Skip to main content

News and Notes


Safe Environments works well in Diocese

PALM BEACH GARDENS | The system is working, said Lisa Linnell and Kathy Casey of the diocesan Office of Safe Environments. Abuse cases have been all but eliminated in the Catholic Church through adherence to the “Charter for the Protection of Children and Young People” and “Essential Norms” set up 21 years ago by the bishops of the United States. 

Linnell, administrator of education and training, said the only current issues involve understanding and following boundary policies, and even those are being reported. Casey, administrator of background screening, said most people know enough to report problems when they see them. 
In the past year, the diocese facilitated another in-person visit to parishes and schools by auditors to make sure policies and procedures are being followed. “We have to have all the paperwork from parishes and schools, everything submitted by August, and then they start visiting,” Casey said. 
After the auditors’ visit, which was in October, their report usually finds some issues that need to be addressed, Linnell and Casey said.
Because the Safe Environments Office is efficient and attentive, Linnell said, the staff usually knows if a staff or volunteer background check is due for an update.

Casey added, “We do have really good people in our parishes. They don’t ignore us. They call us back. We send out the audit, they do it and they send it back. Other dioceses tell us they never even get their response.”

“It’s a huge job to keep track of every single volunteer,” Linnell said. “I give credit to our people out in the field because they’re the ones who do the work.”
Both women attended a nationwide meeting of diocesan safe environment administrators in April where they could communicate with their counterparts. “It’s interesting because every diocese does it differently, but we all deal with the same issues, all the same problems,” Casey said.

Besides being a relatively small and young diocese, the Diocese of Palm Beach is blessed that, “in 2002, when the charter came out and this diocese set everything up, they set it up right,” she said. “They wrote a program and a database. We made it centralized from the beginning. A lot of other dioceses don’t have it centralized.”

The Safe Environments Office hosted four live training sessions in March for abuse policy compliance administrators in the diocese. For several years, the meetings had been held online because of the pandemic.

“We just go over everything and answer their questions. It’s good to get to see everyone,” Casey said.
Diocesan policy is for all employees to be trained in abuse prevention, not just the individuals who have regular contact with children. Since 2002, all employees have gone through background screening and fingerprinting. 
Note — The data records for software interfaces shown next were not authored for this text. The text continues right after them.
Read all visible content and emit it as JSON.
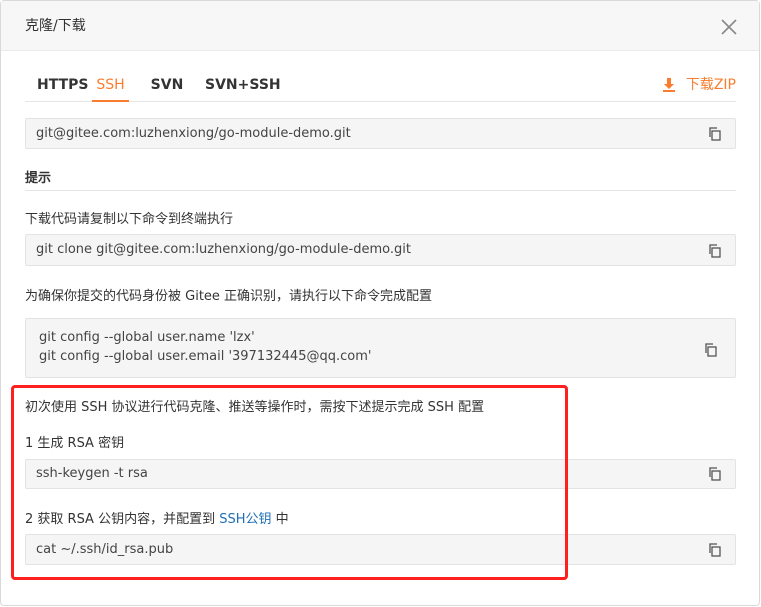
{
  "dialog": {
    "title": "克隆/下载"
  },
  "tabs": [
    {
      "label": "HTTPS",
      "active": false
    },
    {
      "label": "SSH",
      "active": true
    },
    {
      "label": "SVN",
      "active": false
    },
    {
      "label": "SVN+SSH",
      "active": false
    }
  ],
  "download": {
    "label": "下载ZIP",
    "icon": "download-icon"
  },
  "repo_url": "git@gitee.com:luzhenxiong/go-module-demo.git",
  "tips": {
    "title": "提示",
    "clone_hint": "下载代码请复制以下命令到终端执行",
    "clone_command": "git clone git@gitee.com:luzhenxiong/go-module-demo.git",
    "config_hint": "为确保你提交的代码身份被 Gitee 正确识别，请执行以下命令完成配置",
    "config_line1": "git config --global user.name 'lzx'",
    "config_line2": "git config --global user.email '397132445@qq.com'",
    "ssh_hint": "初次使用 SSH 协议进行代码克隆、推送等操作时，需按下述提示完成 SSH 配置",
    "step1_label": "1 生成 RSA 密钥",
    "step1_command": "ssh-keygen -t rsa",
    "step2_label_prefix": "2 获取 RSA 公钥内容，并配置到",
    "step2_link": "SSH公钥",
    "step2_label_suffix": "中",
    "step2_command": "cat ~/.ssh/id_rsa.pub"
  },
  "colors": {
    "accent": "#fa7d2f",
    "link": "#1f6fb5",
    "highlight": "#ff1f1f"
  }
}
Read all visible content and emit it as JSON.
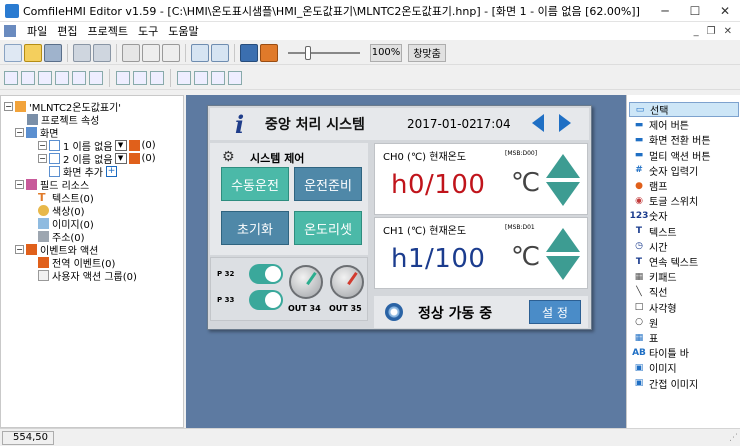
{
  "window": {
    "title": "ComfileHMI Editor v1.59 - [C:\\HMI\\온도표시샘플\\HMI_온도값표기\\MLNTC2온도값표기.hnp] - [화면 1 - 이름 없음 [62.00%]]",
    "controls": {
      "minimize": "─",
      "maximize": "☐",
      "close": "✕"
    },
    "mdi_controls": {
      "minimize": "_",
      "restore": "❐",
      "close": "✕"
    }
  },
  "menu": {
    "items": [
      "파일",
      "편집",
      "프로젝트",
      "도구",
      "도움말"
    ]
  },
  "toolbar": {
    "zoom_label": "100%",
    "fit_label": "창맞춤",
    "zoom_slider_level": 0.3
  },
  "tree": {
    "project": "'MLNTC2온도값표기'",
    "project_props": "프로젝트 속성",
    "screens": "화면",
    "screen1": "1 이름 없음",
    "screen1_count": "(0)",
    "screen2": "2 이름 없음",
    "screen2_count": "(0)",
    "add_screen": "화면 추가",
    "field_resources": "필드 리소스",
    "text": "텍스트(0)",
    "color": "색상(0)",
    "image": "이미지(0)",
    "address": "주소(0)",
    "events": "이벤트와 액션",
    "global_event": "전역 이벤트(0)",
    "user_action_group": "사용자 액션 그룹(0)",
    "expander_collapse": "−",
    "dropdown_glyph": "▼",
    "add_glyph": "+"
  },
  "hmi": {
    "info_icon": "i",
    "title": "중앙 처리 시스템",
    "date": "2017-01-02",
    "time": "17:04",
    "system_control_icon": "⚙",
    "system_control": "시스템 제어",
    "buttons": {
      "manual_run": "수동운전",
      "run_prep": "운전준비",
      "init": "초기화",
      "temp_reset": "온도리셋"
    },
    "io": {
      "p32": "P 32",
      "p33": "P 33",
      "out34": "OUT 34",
      "out35": "OUT 35"
    },
    "ch0": {
      "label": "CH0 (℃) 현재온도",
      "msb": "[MSB:D00]",
      "value": "h0/100",
      "unit": "℃"
    },
    "ch1": {
      "label": "CH1 (℃) 현재온도",
      "msb": "[MSB:D01",
      "value": "h1/100",
      "unit": "℃"
    },
    "status": "정상 가동 중",
    "setting_button": "설 정",
    "colors": {
      "ch0_value": "#c0141b",
      "ch1_value": "#1b3c8e"
    }
  },
  "palette": {
    "items": [
      {
        "label": "선택",
        "icon": "select-icon",
        "glyph": "▭",
        "selected": true
      },
      {
        "label": "제어 버튼",
        "icon": "control-button-icon",
        "glyph": "▬"
      },
      {
        "label": "화면 전환 버튼",
        "icon": "screen-switch-button-icon",
        "glyph": "▬"
      },
      {
        "label": "멀티 액션 버튼",
        "icon": "multi-action-button-icon",
        "glyph": "▬"
      },
      {
        "label": "숫자 입력기",
        "icon": "number-input-icon",
        "glyph": "#"
      },
      {
        "label": "램프",
        "icon": "lamp-icon",
        "glyph": "●"
      },
      {
        "label": "토글 스위치",
        "icon": "toggle-switch-icon",
        "glyph": "◉"
      },
      {
        "label": "숫자",
        "icon": "number-icon",
        "glyph": "123"
      },
      {
        "label": "텍스트",
        "icon": "text-icon",
        "glyph": "T"
      },
      {
        "label": "시간",
        "icon": "clock-icon",
        "glyph": "◷"
      },
      {
        "label": "연속 텍스트",
        "icon": "scroll-text-icon",
        "glyph": "T"
      },
      {
        "label": "키패드",
        "icon": "keypad-icon",
        "glyph": "▦"
      },
      {
        "label": "직선",
        "icon": "line-icon",
        "glyph": "╲"
      },
      {
        "label": "사각형",
        "icon": "rectangle-icon",
        "glyph": "□"
      },
      {
        "label": "원",
        "icon": "circle-icon",
        "glyph": "○"
      },
      {
        "label": "표",
        "icon": "table-icon",
        "glyph": "▦"
      },
      {
        "label": "타이틀 바",
        "icon": "title-bar-icon",
        "glyph": "AB"
      },
      {
        "label": "이미지",
        "icon": "image-icon",
        "glyph": "▣"
      },
      {
        "label": "간접 이미지",
        "icon": "indirect-image-icon",
        "glyph": "▣"
      }
    ]
  },
  "statusbar": {
    "coords": "554,50"
  }
}
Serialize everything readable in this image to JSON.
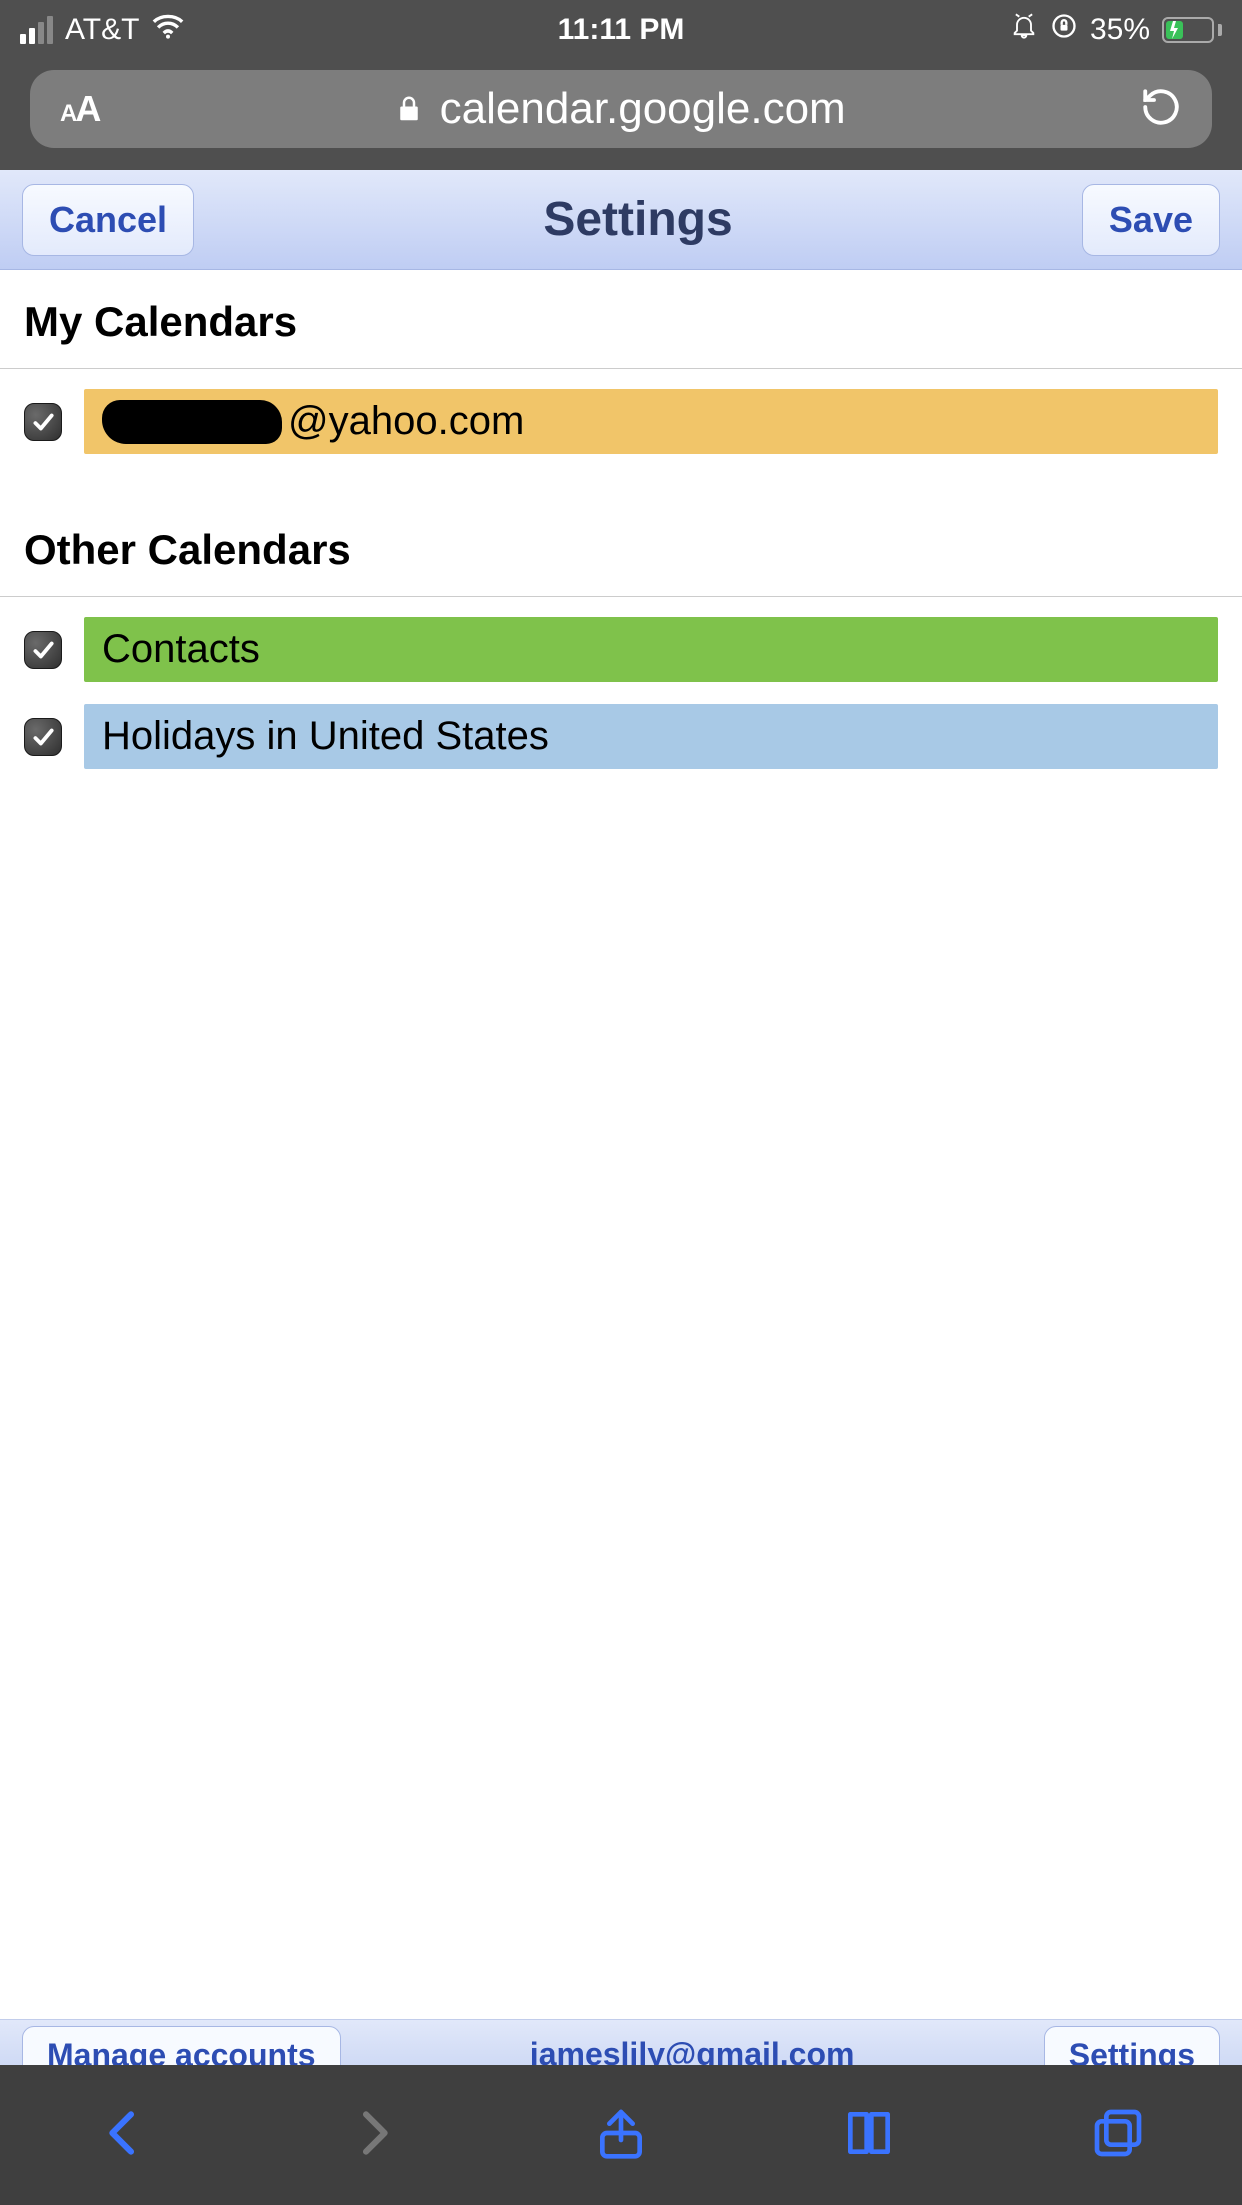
{
  "status_bar": {
    "carrier": "AT&T",
    "time": "11:11 PM",
    "battery_pct": "35%"
  },
  "safari": {
    "url_display": "calendar.google.com"
  },
  "header": {
    "cancel": "Cancel",
    "title": "Settings",
    "save": "Save"
  },
  "sections": {
    "my_calendars_title": "My Calendars",
    "other_calendars_title": "Other Calendars"
  },
  "my_calendars": [
    {
      "label_suffix": "@yahoo.com",
      "color": "#f1c569",
      "checked": true,
      "redacted_prefix": true
    }
  ],
  "other_calendars": [
    {
      "label": "Contacts",
      "color": "#7fc24b",
      "checked": true
    },
    {
      "label": "Holidays in United States",
      "color": "#a8c9e6",
      "checked": true
    }
  ],
  "footer": {
    "manage": "Manage accounts",
    "email": "jameslily@gmail.com",
    "settings": "Settings"
  }
}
In Florida, any person who knows or has reasonable cause to suspect that a child is abused, neglected or abandoned by a parent, legal custodian, caregiver or other person responsible for the child’s welfare is required to report it. The motto, “If you see something, say something,” is the same for abuse against children and vulnerable adults.

Those who work with vulnerable adults — classified as someone older than 18 whose ability to perform normal activities of daily living is impaired due to a mental, emotional, long-term physical or developmental disability, or the infirmities of aging — are advised on what to look out for, what to do and what not to do. Any Catholic Church employee or volunteer ministering in homes, hospitals and nursing facilities participate in a separate, similar training program. 
“The thing we like about the vulnerable adult training is that it’s not just for our people who service the vulnerable,” Casey said. “It’s for yourself, too, because it opens your eyes. I had one person tell me, ‘I didn’t even know I could be groomed as an elder adult.’ They don’t even realize.”
An important aspect of preventing abuse is teaching students in Catholic schools and parish religious education programs how to stay safe. The Virtus Empowering God’s Children program is taught to minors, supplemented by the NetSmartz and KidSmartz online education programs from the National Center for Missing and Exploited Children, which is based in Palm Beach Gardens.

“The National Center for Missing and Exploited Children has incredible resources to help with issues involving cellphone use, internet gaming, material for parents, every age group,” Linnell said. Parents are encouraged to visit the center’s website ( to get informed about the latest threats against minors. 

The partnership between the national center and the diocese is one example of how abuse prevention has improved. Gone are the days when a group of Catholic parents would casually decide to organize a sports competition without any institutional oversight or thought about child safety.
“Seeing all our people really think that through is cool,” Linnell said. “They think, ‘OK, we got to make sure we’re following all the guidelines and keep people safe.’”

For more information on the diocese’s Office of Safe Environments, visit